Partnership & Advocacy
Due to the global pandemic, the importance of reducing the spread of infection spread outside of healthcare gained widespread recognition. Teck supported a pilot project with Translink to test 3 copper alloy on high-volume trains and buses, the first of its kind in North America. Additionally study partners include VGH & UBC Hospital Foundation, the University of British Columbia and the Coalition for Healthcare Acquired Infection Reduction (CHAIR).
Results from the industry-leading trial show that copper is effective at killing bacteria on high-touch transit surfaces. Based on sample-testing performed on transit and in a lab, the trial concludes that select copper products on transit are durable and kill up to 99.9 per cent of all bacteria within one hour of the bacteria’s contact with the surface.
We are now developing phase 2 of the study, which will expand the installation of copper on trains and buses; test directly for viruses including corona; and extend the length of the study to simulate one-year of use.
Antimicrobial copper coatings on high-touch transit surfaces are being piloted for their capacity to help reduce the spread of infection
To date, antimicrobial copper has been installed in more than 300 healthcare facilities in 26 countries in Europe, South America, Africa and Asia. However; Canada and other countries are behind in adding this germ-killing tool to their arsenal.
Teck has partnered with local hospitals throughout Canada and Chile to support installation of copper-infused surfaces and equipment in emergency rooms, ICUs, medical & surgical centres and other high-infection risk areas to make hospitals safer for patients, employees and visitors.
Each investment includes a full review and assessment of the project to further research on the impact and benefits of copper in reducing HAI.
Partners include Vancouver General Hospital, Lions Gate Hospital and Kootenay Boundary Regional Hospital in British Columbia, and Iquique Hospital in Chile. We are also engaging with other hospitals to explore potential partnerships.
Copper-infused counters at VGH are helping to reduce HAI infection rates

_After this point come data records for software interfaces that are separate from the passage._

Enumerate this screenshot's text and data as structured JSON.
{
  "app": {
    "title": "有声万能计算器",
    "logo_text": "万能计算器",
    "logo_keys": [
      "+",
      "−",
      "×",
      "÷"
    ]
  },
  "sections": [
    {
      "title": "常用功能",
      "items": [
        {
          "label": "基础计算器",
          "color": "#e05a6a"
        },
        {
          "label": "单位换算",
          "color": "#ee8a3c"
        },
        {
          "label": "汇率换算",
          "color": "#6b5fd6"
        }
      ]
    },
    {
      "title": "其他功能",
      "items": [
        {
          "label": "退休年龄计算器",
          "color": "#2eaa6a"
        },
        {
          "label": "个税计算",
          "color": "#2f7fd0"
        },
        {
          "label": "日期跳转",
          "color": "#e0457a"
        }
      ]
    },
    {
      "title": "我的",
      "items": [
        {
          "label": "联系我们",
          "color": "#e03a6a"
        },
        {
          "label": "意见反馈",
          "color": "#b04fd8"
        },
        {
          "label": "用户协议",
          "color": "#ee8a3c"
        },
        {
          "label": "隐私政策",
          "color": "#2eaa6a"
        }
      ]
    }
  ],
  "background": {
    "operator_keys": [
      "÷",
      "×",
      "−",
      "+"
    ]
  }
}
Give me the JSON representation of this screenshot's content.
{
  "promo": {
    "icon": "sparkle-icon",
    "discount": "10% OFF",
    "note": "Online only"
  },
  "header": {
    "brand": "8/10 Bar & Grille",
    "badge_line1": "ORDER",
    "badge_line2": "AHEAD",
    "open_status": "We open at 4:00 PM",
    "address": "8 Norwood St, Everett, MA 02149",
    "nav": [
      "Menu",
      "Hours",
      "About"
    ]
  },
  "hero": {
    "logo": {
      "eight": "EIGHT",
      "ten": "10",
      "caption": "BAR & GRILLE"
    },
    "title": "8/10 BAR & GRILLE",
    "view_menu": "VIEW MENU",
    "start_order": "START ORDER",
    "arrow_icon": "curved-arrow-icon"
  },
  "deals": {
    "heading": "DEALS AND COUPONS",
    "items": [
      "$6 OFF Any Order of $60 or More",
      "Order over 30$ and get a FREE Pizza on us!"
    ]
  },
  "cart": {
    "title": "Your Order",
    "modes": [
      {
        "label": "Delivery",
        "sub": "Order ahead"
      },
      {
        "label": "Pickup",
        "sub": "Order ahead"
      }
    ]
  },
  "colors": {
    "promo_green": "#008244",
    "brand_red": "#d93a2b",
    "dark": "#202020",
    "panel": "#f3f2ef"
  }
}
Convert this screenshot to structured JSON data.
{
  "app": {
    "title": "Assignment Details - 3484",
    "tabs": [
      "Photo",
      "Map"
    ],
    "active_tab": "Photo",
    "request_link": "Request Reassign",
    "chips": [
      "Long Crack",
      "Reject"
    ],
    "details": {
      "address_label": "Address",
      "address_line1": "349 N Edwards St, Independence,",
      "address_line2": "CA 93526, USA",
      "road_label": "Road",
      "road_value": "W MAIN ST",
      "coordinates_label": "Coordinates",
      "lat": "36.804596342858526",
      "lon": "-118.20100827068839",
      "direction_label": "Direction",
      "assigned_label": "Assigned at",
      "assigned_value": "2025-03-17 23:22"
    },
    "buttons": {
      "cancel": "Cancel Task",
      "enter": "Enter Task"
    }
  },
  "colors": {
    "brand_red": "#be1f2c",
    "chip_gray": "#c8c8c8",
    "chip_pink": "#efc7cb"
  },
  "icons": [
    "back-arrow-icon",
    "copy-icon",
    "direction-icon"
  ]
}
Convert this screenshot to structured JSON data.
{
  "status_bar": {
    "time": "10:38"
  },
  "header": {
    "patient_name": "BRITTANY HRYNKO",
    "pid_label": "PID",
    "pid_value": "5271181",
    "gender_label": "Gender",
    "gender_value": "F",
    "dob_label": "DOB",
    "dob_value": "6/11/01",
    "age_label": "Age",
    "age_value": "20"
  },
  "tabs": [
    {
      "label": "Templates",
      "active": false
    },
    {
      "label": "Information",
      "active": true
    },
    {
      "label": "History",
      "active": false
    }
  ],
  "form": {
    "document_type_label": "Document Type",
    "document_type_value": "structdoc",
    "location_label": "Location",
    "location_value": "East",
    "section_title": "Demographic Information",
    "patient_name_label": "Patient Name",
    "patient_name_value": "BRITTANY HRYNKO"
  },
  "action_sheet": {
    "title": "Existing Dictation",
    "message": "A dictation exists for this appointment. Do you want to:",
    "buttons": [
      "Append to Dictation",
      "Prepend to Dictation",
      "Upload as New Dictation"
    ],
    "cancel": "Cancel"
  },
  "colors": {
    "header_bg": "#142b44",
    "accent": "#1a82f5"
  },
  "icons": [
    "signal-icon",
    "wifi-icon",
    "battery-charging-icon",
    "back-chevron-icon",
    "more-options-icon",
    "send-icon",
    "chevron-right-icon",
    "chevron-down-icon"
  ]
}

While there can be a higher up-front cost to install copper surfaces, the payoff can be extraordinary: an investigation by the York Health Economics Consortium in the United Kingdom found that the cost to install antimicrobial copper components in hospitals would be recouped in less than two months due to the decrease in patient infections and reduced length of stay.
As evidence and in-hospital use of copper surfaces increases throughout Canada, we continue to see growing interest from a number of key stakeholders. Teck is sharing research and information with provincial health authorities and working with provincial and federal governments to support further research and use of copper. Through our national advocacy work with the Coalition for Healthcare Acquired Infection Reduction (CHAIR), we are continuing to work with the federal and provincial government to establish standards and recommendations for all new healthcare facility projects.
In November 2018, Teck worked with a microbiologist to swab commonly touched surfaces throughout the Teck’s Head Office in Vancouver. We discovered a wide range of bacterial burden on various surfaces, and this data helped inform a recommendation to install copper-infused hardware on all common areas and bathroom door handles, as well as the 33rd floor reception desk and courier counter.
In November 2019, the retrofitted surfaces were re-swabbed. There was an 80-90% reduction in bacteria on the high-touch surfaces replaced with copper. We are pleased that copper surfaces are making a real difference in reducing the spread of bacteria throughout the office.
We are now working with organizations to support the installation of copper surfaces to provide added protection in public spaces and workplaces.